Except, the sonographer was wrong.  Hello, positive.  Hello REALLY REALLY STRONG POSITIVE.  Positive before the pee even hit the stick, if you know what I mean.  Apparently, I'm more than a little pregnant.

This, my friends, was not in the plan.  But, I'm cool right?  Okay, I'm pregnant.  I had had a hard time really coming to terms with the "one and done" thing anyway, much as I tried to talk myself into it.  This is a happy, happy thing.  I'M HAVING ANOTHER BABY!

So I'm getting used to that idea, wrapping my brain around the logistics of baby #2, mulling over names and decor in my head (shaddup, I can't help it).  I'm going to doctor appointment after appointment making sure that everything is okay in there - I had concerns because of all the pain I had and am still having.  Apparently it's fairly common in the first weeks of pregnancy. Implantation, apparently, can hurt.  Also my uterus is twice its normal size now.  That can hurt, too.

As I race around hither and yon to doctors and lab visits (three blood draws in two days!
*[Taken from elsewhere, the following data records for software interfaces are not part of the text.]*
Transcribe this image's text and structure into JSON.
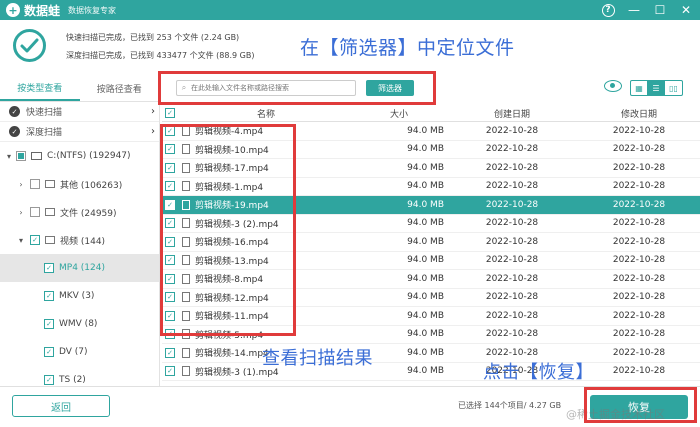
{
  "app": {
    "logo_glyph": "+",
    "name": "数据蛙",
    "subtitle": "数据恢复专家",
    "controls": {
      "help": "?",
      "minimize": "—",
      "maximize": "☐",
      "close": "✕"
    }
  },
  "summary": {
    "quick_scan": "快速扫描已完成，已找到 253 个文件 (2.24 GB)",
    "deep_scan": "深度扫描已完成，已找到 433477 个文件 (88.9 GB)"
  },
  "annotations": {
    "locate": "在【筛选器】中定位文件",
    "view_results": "查看扫描结果",
    "click_recover": "点击【恢复】"
  },
  "view_tabs": [
    "按类型查看",
    "按路径查看"
  ],
  "scan_modes": [
    {
      "label": "快速扫描",
      "arrow": "›"
    },
    {
      "label": "深度扫描",
      "arrow": "›"
    }
  ],
  "tree": [
    {
      "arrow": "▾",
      "label": "C:(NTFS) (192947)"
    },
    {
      "arrow": "›",
      "label": "其他 (106263)"
    },
    {
      "arrow": "›",
      "label": "文件 (24959)"
    },
    {
      "arrow": "▾",
      "label": "视频 (144)"
    },
    {
      "label": "MP4 (124)"
    },
    {
      "label": "MKV (3)"
    },
    {
      "label": "WMV (8)"
    },
    {
      "label": "DV (7)"
    },
    {
      "label": "TS (2)"
    }
  ],
  "search": {
    "placeholder": "在此处输入文件名称或路径搜索",
    "icon": "search-icon"
  },
  "filter_button": "筛选器",
  "view_buttons": [
    "▦",
    "☰",
    "▯▯"
  ],
  "table": {
    "columns": {
      "name": "名称",
      "size": "大小",
      "created": "创建日期",
      "modified": "修改日期"
    },
    "rows": [
      {
        "name": "剪辑视频-4.mp4",
        "size": "94.0 MB",
        "created": "2022-10-28",
        "modified": "2022-10-28"
      },
      {
        "name": "剪辑视频-10.mp4",
        "size": "94.0 MB",
        "created": "2022-10-28",
        "modified": "2022-10-28"
      },
      {
        "name": "剪辑视频-17.mp4",
        "size": "94.0 MB",
        "created": "2022-10-28",
        "modified": "2022-10-28"
      },
      {
        "name": "剪辑视频-1.mp4",
        "size": "94.0 MB",
        "created": "2022-10-28",
        "modified": "2022-10-28"
      },
      {
        "name": "剪辑视频-19.mp4",
        "size": "94.0 MB",
        "created": "2022-10-28",
        "modified": "2022-10-28"
      },
      {
        "name": "剪辑视频-3 (2).mp4",
        "size": "94.0 MB",
        "created": "2022-10-28",
        "modified": "2022-10-28"
      },
      {
        "name": "剪辑视频-16.mp4",
        "size": "94.0 MB",
        "created": "2022-10-28",
        "modified": "2022-10-28"
      },
      {
        "name": "剪辑视频-13.mp4",
        "size": "94.0 MB",
        "created": "2022-10-28",
        "modified": "2022-10-28"
      },
      {
        "name": "剪辑视频-8.mp4",
        "size": "94.0 MB",
        "created": "2022-10-28",
        "modified": "2022-10-28"
      },
      {
        "name": "剪辑视频-12.mp4",
        "size": "94.0 MB",
        "created": "2022-10-28",
        "modified": "2022-10-28"
      },
      {
        "name": "剪辑视频-11.mp4",
        "size": "94.0 MB",
        "created": "2022-10-28",
        "modified": "2022-10-28"
      },
      {
        "name": "剪辑视频-5.mp4",
        "size": "94.0 MB",
        "created": "2022-10-28",
        "modified": "2022-10-28"
      },
      {
        "name": "剪辑视频-14.mp4",
        "size": "94.0 MB",
        "created": "2022-10-28",
        "modified": "2022-10-28"
      },
      {
        "name": "剪辑视频-3 (1).mp4",
        "size": "94.0 MB",
        "created": "2022-10-28",
        "modified": "2022-10-28"
      }
    ]
  },
  "bottom": {
    "back": "返回",
    "selected_info": "已选择 144个项目/ 4.27 GB",
    "recover": "恢复",
    "watermark": "@稀土掘金技术社区"
  },
  "colors": {
    "accent": "#2fa59f",
    "annotation_text": "#3b6ed6",
    "annotation_box": "#e03b3b"
  }
}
Yay!) and start telling people our news, whilst trying to hold down the fort at work singlehandedly and enduring a Mock Joint Commission survey of our facility, another bit of unexpected news arrived.

New job.  That's right, I got a job offer.  I'm going to be the new Director of Education at Ballard Community Center, and I start in two weeks.  No problem!  Wrap up everything at current job, be stupid first-trimester tired, adjust to whole new world view in terms of work and family, RIGHT NOW.  Got it.

Also, figure out what to do about the fact that new job won't extend benefits until after the 90 day mark and well, I'm pregnant.  So health insurance in the next 90 days? Would be nice.

These are all things not in the plan.  Last week was an exercise in "accept that which I cannot control."  And you know what? I'm fine.  So far.  So far, I'm happy and giddy and tired and excited and ready for an entirely new chapter in my life.  Leaving LMH is heartbreaking in many ways.  Upsetting my simple family of three dynamic is scary.  Adding the financial responsibility let alone the physical and mental strain of another child on top of our already busy lives (yes, I plan to keep freelancing as much or more than ever) is daunting, to say the least.

But it is all. good. stuff.

Some things will go out, new things will come in.  And that, my friends, is how we keep it interesting.  Boring, to me, is suicide.  Bring it on.